Christianity, at its best, is not about what we think or feel about Jesus – it’s about what Jesus does to us. Not a technique for how we can use him to accomplish our goals, but rather his plans for using people like us to transform the world by feeding and tending to the sheep.

Here we are, just like the disciples, a few weeks on the other side of Easter. For many of us, the normalcy of life has returned. The darkness of the cross has crept back into our daily lives. We turn on the television and we want to know why we live in such a broken world. We confront people who drive us crazy. We grow tired of the seemingly endless race for the White House. We clench our fits with frustration over our lack of control. We worry about our bank accounts, and our children, and our futures.

            And then Jesus has the nerve to show up in our lives and ask, “Do you love me?”

If we love Jesus, then we have to start loving one another. Which means that we have to feed Jesus’ sheep by encountering the person on the side of the road asking for money. And not by just addressing their financial situation, but also by treating them with worth and respect. It means that we have to tend to Jesus sheep by helping those trapped by the power of greed to see how their greed affects all of God’s creation. It means that we have to feed Jesus’ sheep when they argue and bicker about politics by listening and loving rather than ignoring and judging.
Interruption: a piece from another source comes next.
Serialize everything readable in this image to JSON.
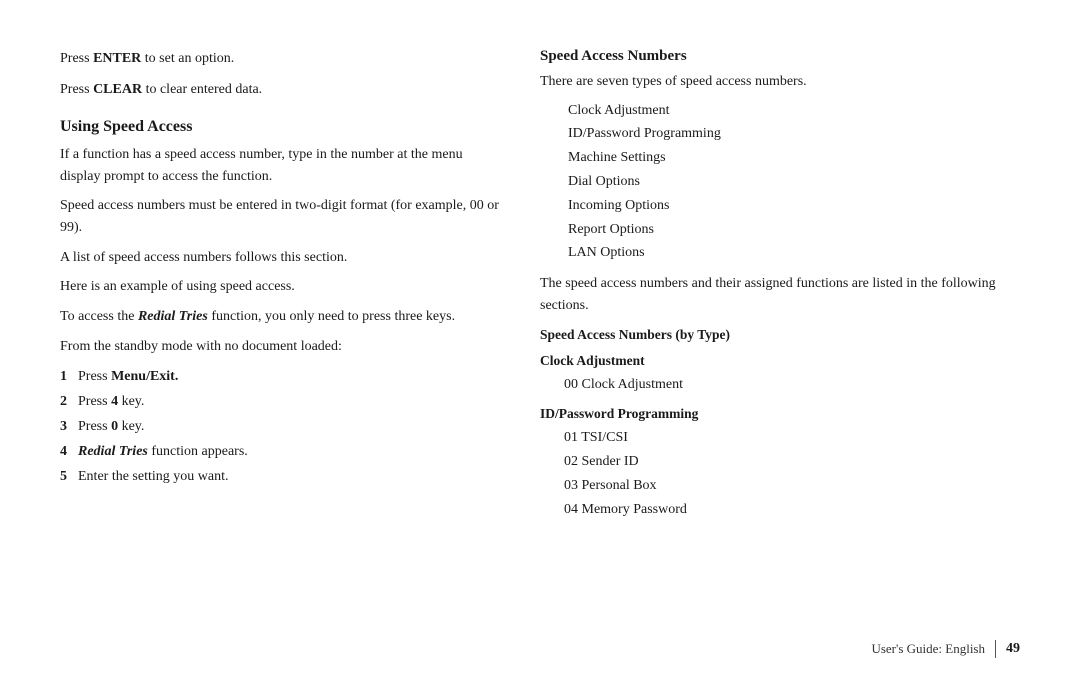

It is here at the lakeshore of life, that we discover what a strange Messiah we follow. A man who came and was hung on a cross only to forgive his murders; a man who went back to the friends who betrayed him, and ate breakfast with them by the sea; a man who got killed for calling people to serve the last, least, and the lost; a man who expects us to love him by loving others. Amen.